Yiyun Li grew up in Beijing, China, and came to the United States in 1996. She is the recipient of several prizes for her writing and an M.F.A. from the University of Iowa Writers' Workshop. Li's stories have been published in the New Yorker, the Paris Review and elsewhere. She lives in Iowa City, USA, with her husband and their two sons.
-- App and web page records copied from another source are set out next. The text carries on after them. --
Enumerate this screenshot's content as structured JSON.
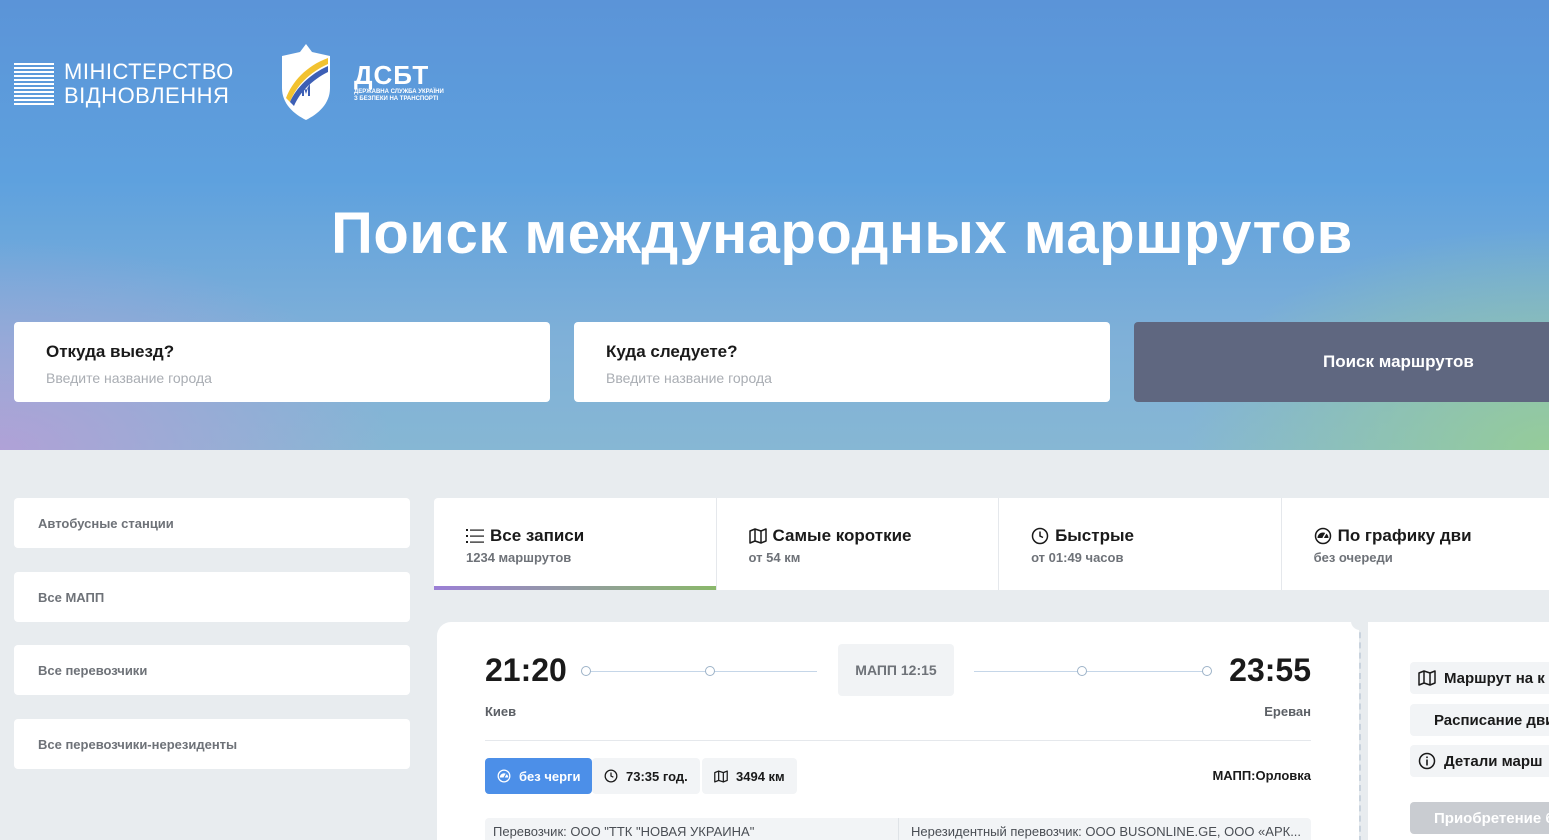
{
  "header": {
    "ministry_logo_text": [
      "МІНІСТЕРСТВО",
      "ВІДНОВЛЕННЯ"
    ],
    "dsbt_logo_title": "ДСБТ",
    "dsbt_logo_subtitle": [
      "ДЕРЖАВНА СЛУЖБА УКРАЇНИ",
      "З БЕЗПЕКИ НА ТРАНСПОРТІ"
    ]
  },
  "hero": {
    "title": "Поиск международных маршрутов"
  },
  "search": {
    "from_label": "Откуда выезд?",
    "from_placeholder": "Введите название города",
    "to_label": "Куда следуете?",
    "to_placeholder": "Введите название города",
    "button_label": "Поиск маршрутов"
  },
  "sidebar": {
    "items": [
      {
        "label": "Автобусные станции"
      },
      {
        "label": "Все МАПП"
      },
      {
        "label": "Все перевозчики"
      },
      {
        "label": "Все перевозчики-нерезиденты"
      }
    ]
  },
  "tabs": [
    {
      "label": "Все записи",
      "sub": "1234 маршрутов",
      "icon": "list-icon"
    },
    {
      "label": "Самые короткие",
      "sub": "от 54 км",
      "icon": "map-icon"
    },
    {
      "label": "Быстрые",
      "sub": "от 01:49 часов",
      "icon": "clock-icon"
    },
    {
      "label": "По графику дви",
      "sub": "без очереди",
      "icon": "gauge-icon"
    }
  ],
  "route": {
    "depart_time": "21:20",
    "depart_city": "Киев",
    "mapp_label": "МАПП 12:15",
    "arrive_time": "23:55",
    "arrive_city": "Ереван",
    "chips": {
      "queue": "без черги",
      "duration": "73:35 год.",
      "distance": "3494 км"
    },
    "mapp_location": "МАПП:Орловка",
    "carrier": "Перевозчик: ООО \"ТТК \"НОВАЯ УКРАИНА\"",
    "nonresident_carrier": "Нерезидентный перевозчик: ООО BUSONLINE.GE, ООО «АРК..."
  },
  "side_actions": {
    "map": "Маршрут на к",
    "schedule": "Расписание дви",
    "details": "Детали марш",
    "buy": "Приобретение б"
  },
  "colors": {
    "search_button": "#5f6780",
    "primary_chip": "#4c8fe8",
    "page_bg": "#e8ecef"
  }
}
Following her short story collection Thousand Years of Good Prayers (LJ 9/1/05), Li's debut novel interestingly details life in the town of Muddy River, China, in 1979. Assorted characters are gradually introduced as stories unfold and revolve around the denunciation ceremony, execution, and attempted retribution for Shan, the daughter of retired Teacher Gu and his wife. Here, Li's central character, 19-year-old Bashi, intermingles with Old Kwen, a 56-year-old bachelor, as well as that of a young boy named Tong and an outcast 12-year-old girl named Nini. One of six sisters, Nini is plagued with severe birth deformities, but she and Bashi soon develop a friendship and tender bond that eventually leads Bashi to ask Nini to become his child bride. Added to this story are darker moments, like the sexual mutilation of Shan's body by Old Kwen, which Bashi tries to expose. Limited passages detailing particular scenes are not for the squeamish but are likely no worse than those found in gritty crime novels. Like other works set during this period in China, the novel is realistically filled with elements of inequality and despair. Content aside, Li's writing can be likened to that of Ha Jin, as she is a talented storyteller who is able to juggle multiple story lines and lead the reader through numerous highs and lows in this character-driven work. Well written and recommended for larger fiction collections, particularly public and academic libraries strong in Asian literature.--Shirley N. Quan, Orange Cty. P.L., Santa Ana, CA Copyright 2008 Reed Business Information.
'Yiyun Li has written a book that is as important politically as it is artistically. "The Vagrants" is an enormous achievement.' Ann Patchett
'A starkly moving portrayal of China in the wake of the Cultural Revolution, this book weaves together the stories of a vivid group of characters all struggling to find a home in their own country. Yiyun Li writes with a quiet, steady force, at once stoic and heartbreaking.' Peter Ho Davies
'A masterpiece ... "The Vagrants" can put you in mind of Tolstoy or Chekhov...Its mass rallies wouldn't be out of place in Margaret Atwood's dystopia, "The Handmaid's Tale"...Most of all, though, its shut-in, shabby world of party tyranny, nonstop surveillance and loudspeakers spouting propaganda into the smoky air resembles Orwell's "Nineteen Eighty-Four" - with a grim twist: Orwell's novel envisaged a nightmare that could happen; Li's describes one that did.' Peter Kemp, Sunday Times
'With its controlled understatement and scrupulous and unsparing lucidity, "The Vagrants" is a work of great moral poise and dignity. As a chronicle of political betrayal under a modern dictatorship, "The Vagrants" is a minor classic; I have not read such a compelling work in years.' Ian Thomson, Independent
'An eloquent, brooding novel.' Independent on Sunday
'This is a book of immense power and it will leave you reeling.' New Statesman
'This is a book of loss and pain and fear that manages to include such unexpected tenderness and grace notes that, just as one can bear it no longer, one cannot put it down. This is not an easy read, only a necessary and deeply moving one.' Amy Bloom
Li's magnificent and jaw-droppingly grim novel centers on the 1979 execution of a Chinese counterrevolutionary in the provincial town of Muddy River and spirals outward into a scathing indictment of Communist China. Former Red Guard leader Shan Gu is scheduled to be executed after a denunciation ceremony presided over by Kai, the city's radio announcer. At the ceremony, Shan doesn't speak (her vocal chords have been severed), and before she's shot, her kidneys are extracted--by Kai's favor-currying husband--for transplant to a high regional official. After Shan's execution, Kwen, a local sadist, and Bashi, a 19-year-old with pedophile leanings, bury Shan, but not before further mutilating the body. While Shan's parents are bereft, others celebrate, including the family of 12-year-old Nini, born deformed after militant Shan kicked Nini's mother in her pregnant belly. Nini dreams of falling in love and--in the novel's intricate overlapping of fates--hooks up with Bashi, providing the one relatively positive moment in this panorama of cruelty and betrayal. Li records these events dispassionately and with such a magisterial sense of direction that the reader can't help being drawn into the novel, like a sleeper trapped in an anxiety dream. (Feb.) Copyright 2008 Reed Business Information.